The indispensable classic on marketing by the bestselling author of Tribes and Purple Cow. Legendary business writer Seth Godin has three essential questions for every marketer: “What’s your story?” “Will the people who need to hear this story believe it?” “Is it true?” All marketers tell stories. And if they do it right, we believe them. We believe that wine tastes better in a $20 glass than a $1 glass. We believe that an $80,000 Porsche is vastly superior to a $36,000 Volkswagen that’s virtually the same car. We believe that $225 sneakers make our feet feel better—and look cooler—than a $25 brand. And believing it makes it true. As Seth Godin has taught hundreds of thousands of marketers and students around the world, great marketers don’t talk about features or even benefits. Instead, they tell a story—a story we want to believe, whether it’s factual or not. In a world where most people have an infinite number of choices and no time to make them, every organization is a marketer, and all marketing is about telling stories. Marketers succeed when they tell us a story that fits our worldview, a story that we intuitively embrace and then share with our friends. Think of the Dyson vacuum cleaner, or Fiji water, or the iPod. But beware: If your stories are inauthentic, you cross the line from fib to fraud. Marketers fail when they are selfish and scurrilous, when they abuse the tools of their trade and make the world worse. That’s a lesson learned the hard way by telemarketers, cigarette companies, and sleazy politicians. But for the rest of us, it’s time to embrace the power of the story. As Godin writes, “Stories make it easier to understand the world. Stories are the only way we know to spread an idea. Marketers didn’t invent storytelling. They just perfected it.” From the Trade Paperback edition.
Drawn almost against her will to a vibrant newcomer who has been breaking hearts in their community, Jeanne Cross discovers that she and the woman share deep-seated emotional needs, a commonality that turns deadly when her house is repeatedly burglarized and her son is framed for murder. Reprint.
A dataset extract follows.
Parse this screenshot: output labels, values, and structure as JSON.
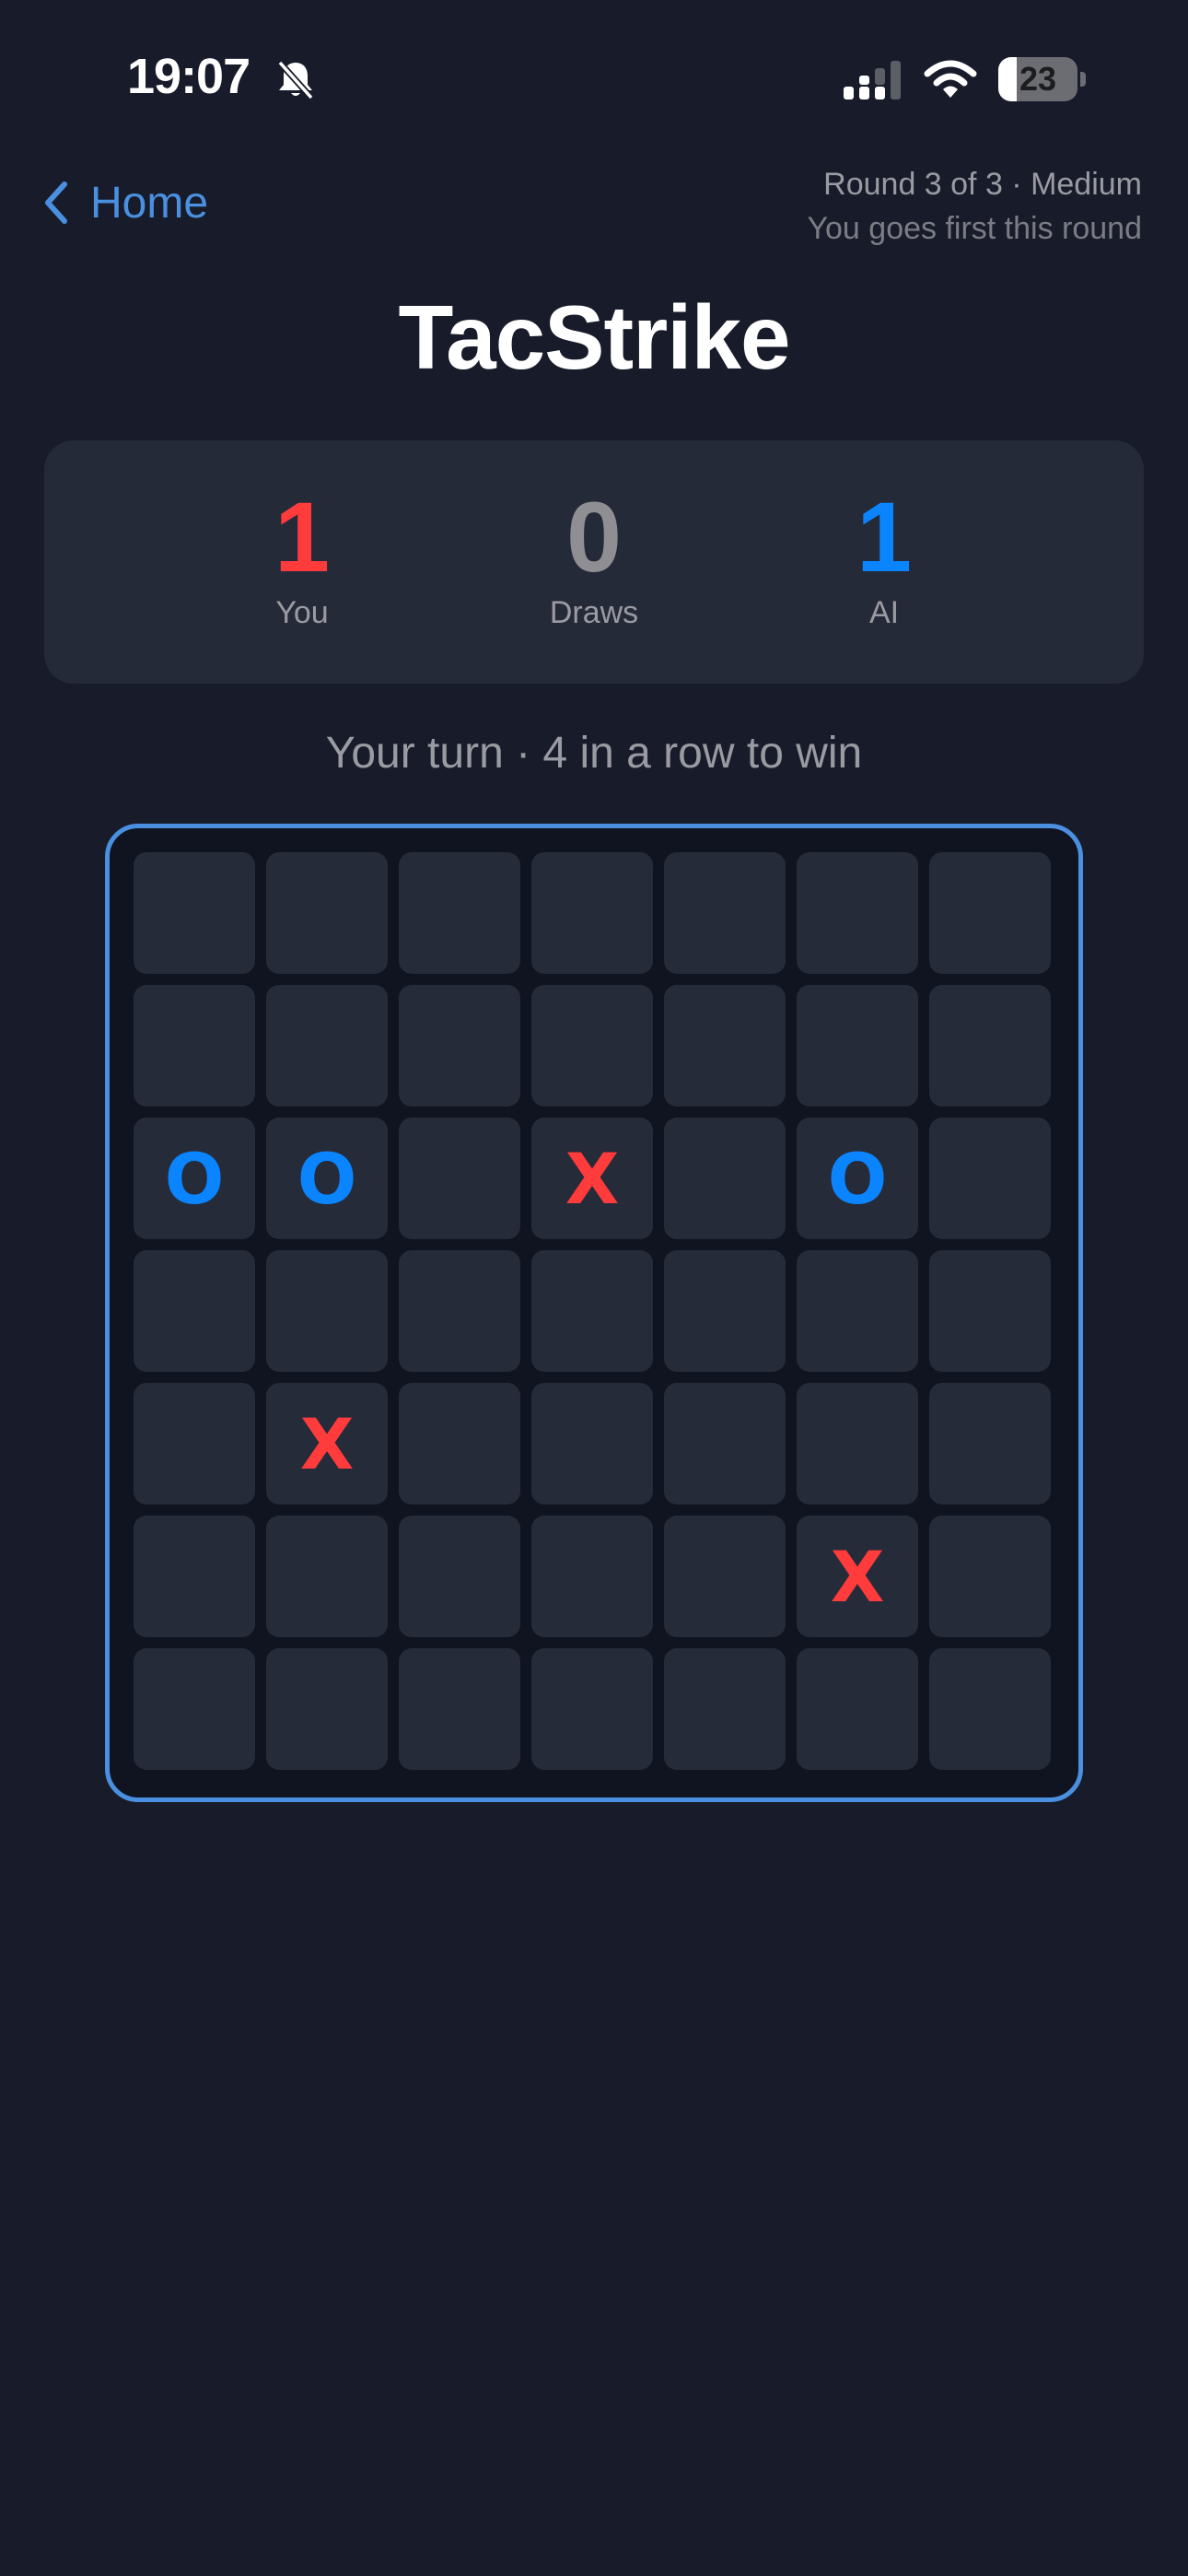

THE STORY: The liar of the title is one Lelio, a young Venetian of good family who returns home after a long absence and is immediately embroiled in a series of hilarious escapades. Lelio's problem is that he seems unable to speak the truth when a
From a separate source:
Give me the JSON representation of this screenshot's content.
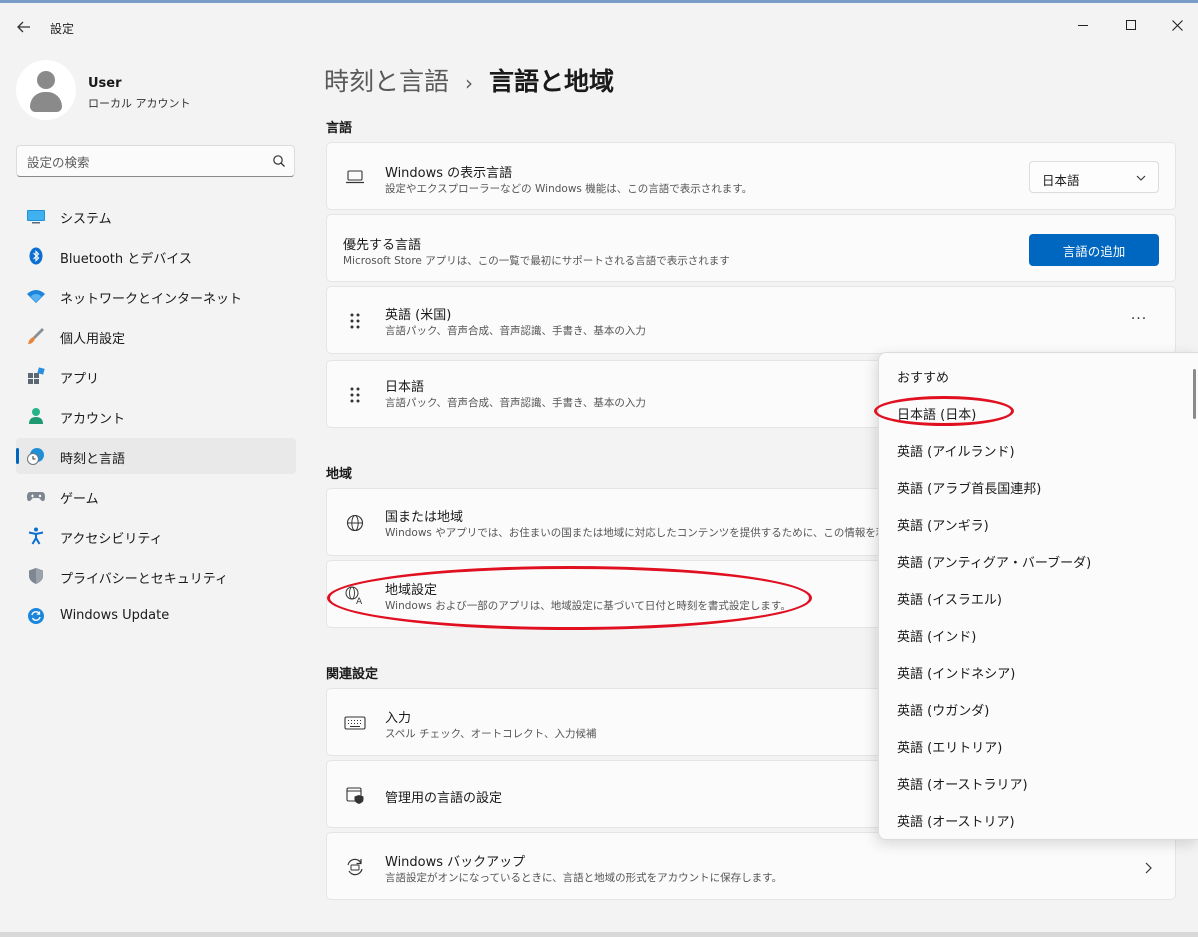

"There are always clients to please, rules to subvert, difficult tasks to perform, work to shirk, and upward mobility to seek. . . . Most people with work experience have encountered at least some version of exaggerated resumes, exploitative bosses, self-interested shirking, collusion against disliked colleagues, lying to clients, and countless other variants of lies on the job. This book tells the tale of such lies in the workplace and examines their impact on ethics, administrating work, and productivity."—from the IntroductionAccording to David Shulman, deception is a pervasive element of daily working life. Sometimes it is an official part of one's work-as in the case study he offers of private detectives, who lie for a living-but more often it is simply part of the fabric of life on the job. Shulman argues that workplace cultures socialize individuals into using deception as a tool in performing their everyday work. To make his point he focuses not on extreme cases but rather on less obvious forms of deception, such as pretending to show deference, shirking one's work, crafting misleading accounting reports, making false claims to customers and coworkers, and covering up business transgressions. Shulman analyzes the motives, tactics, rationalizations, and ethical ramifications of acting deceptively in the workplace. From Hire to Liar offers readers both detailed accounts of workplace lies and new ways to think about the important effects of everyday workplace deceptions.
This book is about one of the most baffling of all paradoxes--the famous Liar paradox. Suppose we say: "We are lying now." Then if we are lying, we are telling the truth; and if we are telling the truth we are lying. This paradox is more than an intriguing puzzle, since it involves the concept of truth. Thus any coherent theory of truth must deal with the Liar. Keith Simmons discusses the solutions proposed by medieval philosophers and offers his own solutions and in the process assesses other contemporary attempts to solve the paradox. Unlike such attempts, Simmons' "singularity" solution does not abandon classical semantics and does not appeal to the kind of hierarchical view found in Barwise's and Etchemendy's The Liar. Moreover, Simmons' solution resolves the vexing problem of semantic universality--the problem of whether there are semantic concepts beyond the expressive reach of a natural language such as English.
An exploration of Australian fiction as "the most beautiful lies" through the eyes of modern Australian authors : Peter Mathers - Pater Carey - Gerald Murnane - Elizabeth Jolley - Nicholas Hasluck - David Foster - Murray Bail - David Ireland.
In 1992, celebrated novelist Ann Patchett launched her remarkable career with the publication of her debut novel, The Patron Saint of Liars. On this 25th anniversary, read the best-selling book that is “beautifully written . . . a first novel that second- and third-time novelists would envy for its grace, insight, and compassion” (Boston Herald). St. Elizabeth's, a home for unwed mothers in Habit, Kentucky, usually harbors its residents for only a little while. Not so Rose Clinton, a beautiful, mysterious woman who comes to the home pregnant but not unwed, and stays. She plans to give up her child, thinking she cannot be the mother it needs. But when Cecilia is born, Rose makes a place for herself and her daughter amid St. Elizabeth's extended family of nuns and an ever-changing collection of pregnant teenage girls. Rose's past won't be kept away, though, even by St. Elizabeth's; she cannot remain untouched by what she has left behind, even as she cannot change who she has become in the leaving.